'Everyone wins,' Gray said. 'Thousands of dedicated Coca-Cola consumers have told us they still want the original taste as an option. We have listened and we are taking action to satisfy their request.'
Pepsi officials, who declared a company holiday when Coke changed its formula, greeted the news as another chink in Coca-Cola's armor.
'We're not surprised to hear Coke is reintroducing its old formula because quite clearly the new formula was universally hated,' said Ken Ross, a Pepsi spokesman in Purchase, N.Y. 'I think we've got a great opportunity and we'll go right at it.'
Coca-Cola officials have said the firm was inundated with both complaints and compliments about the taste change.
Guy Mullins of Seattle, the founder of Old Cola Drinkers of America, said he was 'ecstatic' about the return of old Coke.
'We're elated that the American consumer can have a choice and get the Old Coca-Cola back,' said Mullins, who filed a suit against the soft drink giant to require it to provide 'old Coke.' The suit was thrown out of court.
Although taste tests by the company indicated a majority of people prefer the new taste of Coke, a survey by Leo J. Shapiro, a Chicago research firm, shows 59 percent of soft drink buyers who have tasted the new Coke say the original formula tastes better.
A vocal legion of long-time Coke drinkers created a national stir about the formula change, the first in the 99-year history of the soft drink. Some people stockpiled the 'old Coke' and enterprising merchants were selling cases of 'vintage Coke' at double and triple price.
Jesse Meyers, an industry expert and publisher of the Beverage Digest newsletter, said the decision to reintroduce 'old Coke' was 'absolutely' the result of the groundswell of negative reaction.
'I think it's two things,' Meyers said. 'One, the market is getting incredibly diversified. Coke sees this an an opportunity to add another segment.
'Secondly, the diehard, very vocal Coca-Cola drinker wants his old friend back. This became a cultural offense to some people and Coke is now saying, 'Hey, we're listening to you.''
Coke is the top soft drink in the United States, but its market share in the $23-billion-a-year industry has been diminished by its chief rival, Pepsi. According to latest figures in Beverage Digest, Coke holds a 21.7 percent market share to 18.8 for Pepsi.
Coca-Cola officials said company researchers stumbled on the new taste of Coke while working on a formula for Diet Coke in 1980. They called the new Coke formula lighter and said it had a better taste.

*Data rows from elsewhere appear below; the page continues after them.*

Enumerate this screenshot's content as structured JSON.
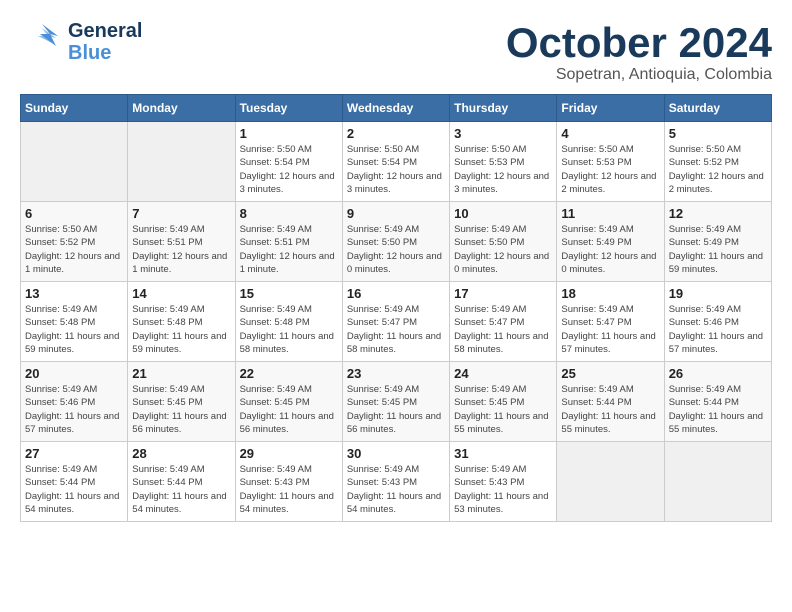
{
  "header": {
    "logo_general": "General",
    "logo_blue": "Blue",
    "month_title": "October 2024",
    "subtitle": "Sopetran, Antioquia, Colombia"
  },
  "weekdays": [
    "Sunday",
    "Monday",
    "Tuesday",
    "Wednesday",
    "Thursday",
    "Friday",
    "Saturday"
  ],
  "weeks": [
    [
      {
        "day": "",
        "sunrise": "",
        "sunset": "",
        "daylight": ""
      },
      {
        "day": "",
        "sunrise": "",
        "sunset": "",
        "daylight": ""
      },
      {
        "day": "1",
        "sunrise": "Sunrise: 5:50 AM",
        "sunset": "Sunset: 5:54 PM",
        "daylight": "Daylight: 12 hours and 3 minutes."
      },
      {
        "day": "2",
        "sunrise": "Sunrise: 5:50 AM",
        "sunset": "Sunset: 5:54 PM",
        "daylight": "Daylight: 12 hours and 3 minutes."
      },
      {
        "day": "3",
        "sunrise": "Sunrise: 5:50 AM",
        "sunset": "Sunset: 5:53 PM",
        "daylight": "Daylight: 12 hours and 3 minutes."
      },
      {
        "day": "4",
        "sunrise": "Sunrise: 5:50 AM",
        "sunset": "Sunset: 5:53 PM",
        "daylight": "Daylight: 12 hours and 2 minutes."
      },
      {
        "day": "5",
        "sunrise": "Sunrise: 5:50 AM",
        "sunset": "Sunset: 5:52 PM",
        "daylight": "Daylight: 12 hours and 2 minutes."
      }
    ],
    [
      {
        "day": "6",
        "sunrise": "Sunrise: 5:50 AM",
        "sunset": "Sunset: 5:52 PM",
        "daylight": "Daylight: 12 hours and 1 minute."
      },
      {
        "day": "7",
        "sunrise": "Sunrise: 5:49 AM",
        "sunset": "Sunset: 5:51 PM",
        "daylight": "Daylight: 12 hours and 1 minute."
      },
      {
        "day": "8",
        "sunrise": "Sunrise: 5:49 AM",
        "sunset": "Sunset: 5:51 PM",
        "daylight": "Daylight: 12 hours and 1 minute."
      },
      {
        "day": "9",
        "sunrise": "Sunrise: 5:49 AM",
        "sunset": "Sunset: 5:50 PM",
        "daylight": "Daylight: 12 hours and 0 minutes."
      },
      {
        "day": "10",
        "sunrise": "Sunrise: 5:49 AM",
        "sunset": "Sunset: 5:50 PM",
        "daylight": "Daylight: 12 hours and 0 minutes."
      },
      {
        "day": "11",
        "sunrise": "Sunrise: 5:49 AM",
        "sunset": "Sunset: 5:49 PM",
        "daylight": "Daylight: 12 hours and 0 minutes."
      },
      {
        "day": "12",
        "sunrise": "Sunrise: 5:49 AM",
        "sunset": "Sunset: 5:49 PM",
        "daylight": "Daylight: 11 hours and 59 minutes."
      }
    ],
    [
      {
        "day": "13",
        "sunrise": "Sunrise: 5:49 AM",
        "sunset": "Sunset: 5:48 PM",
        "daylight": "Daylight: 11 hours and 59 minutes."
      },
      {
        "day": "14",
        "sunrise": "Sunrise: 5:49 AM",
        "sunset": "Sunset: 5:48 PM",
        "daylight": "Daylight: 11 hours and 59 minutes."
      },
      {
        "day": "15",
        "sunrise": "Sunrise: 5:49 AM",
        "sunset": "Sunset: 5:48 PM",
        "daylight": "Daylight: 11 hours and 58 minutes."
      },
      {
        "day": "16",
        "sunrise": "Sunrise: 5:49 AM",
        "sunset": "Sunset: 5:47 PM",
        "daylight": "Daylight: 11 hours and 58 minutes."
      },
      {
        "day": "17",
        "sunrise": "Sunrise: 5:49 AM",
        "sunset": "Sunset: 5:47 PM",
        "daylight": "Daylight: 11 hours and 58 minutes."
      },
      {
        "day": "18",
        "sunrise": "Sunrise: 5:49 AM",
        "sunset": "Sunset: 5:47 PM",
        "daylight": "Daylight: 11 hours and 57 minutes."
      },
      {
        "day": "19",
        "sunrise": "Sunrise: 5:49 AM",
        "sunset": "Sunset: 5:46 PM",
        "daylight": "Daylight: 11 hours and 57 minutes."
      }
    ],
    [
      {
        "day": "20",
        "sunrise": "Sunrise: 5:49 AM",
        "sunset": "Sunset: 5:46 PM",
        "daylight": "Daylight: 11 hours and 57 minutes."
      },
      {
        "day": "21",
        "sunrise": "Sunrise: 5:49 AM",
        "sunset": "Sunset: 5:45 PM",
        "daylight": "Daylight: 11 hours and 56 minutes."
      },
      {
        "day": "22",
        "sunrise": "Sunrise: 5:49 AM",
        "sunset": "Sunset: 5:45 PM",
        "daylight": "Daylight: 11 hours and 56 minutes."
      },
      {
        "day": "23",
        "sunrise": "Sunrise: 5:49 AM",
        "sunset": "Sunset: 5:45 PM",
        "daylight": "Daylight: 11 hours and 56 minutes."
      },
      {
        "day": "24",
        "sunrise": "Sunrise: 5:49 AM",
        "sunset": "Sunset: 5:45 PM",
        "daylight": "Daylight: 11 hours and 55 minutes."
      },
      {
        "day": "25",
        "sunrise": "Sunrise: 5:49 AM",
        "sunset": "Sunset: 5:44 PM",
        "daylight": "Daylight: 11 hours and 55 minutes."
      },
      {
        "day": "26",
        "sunrise": "Sunrise: 5:49 AM",
        "sunset": "Sunset: 5:44 PM",
        "daylight": "Daylight: 11 hours and 55 minutes."
      }
    ],
    [
      {
        "day": "27",
        "sunrise": "Sunrise: 5:49 AM",
        "sunset": "Sunset: 5:44 PM",
        "daylight": "Daylight: 11 hours and 54 minutes."
      },
      {
        "day": "28",
        "sunrise": "Sunrise: 5:49 AM",
        "sunset": "Sunset: 5:44 PM",
        "daylight": "Daylight: 11 hours and 54 minutes."
      },
      {
        "day": "29",
        "sunrise": "Sunrise: 5:49 AM",
        "sunset": "Sunset: 5:43 PM",
        "daylight": "Daylight: 11 hours and 54 minutes."
      },
      {
        "day": "30",
        "sunrise": "Sunrise: 5:49 AM",
        "sunset": "Sunset: 5:43 PM",
        "daylight": "Daylight: 11 hours and 54 minutes."
      },
      {
        "day": "31",
        "sunrise": "Sunrise: 5:49 AM",
        "sunset": "Sunset: 5:43 PM",
        "daylight": "Daylight: 11 hours and 53 minutes."
      },
      {
        "day": "",
        "sunrise": "",
        "sunset": "",
        "daylight": ""
      },
      {
        "day": "",
        "sunrise": "",
        "sunset": "",
        "daylight": ""
      }
    ]
  ]
}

New Coke critics said the change was intended to make Coke taste more like Pepsi.
Company officials said Coca-Cola Classic will be available in some markets within several weeks and will not affect the production of the new Coke.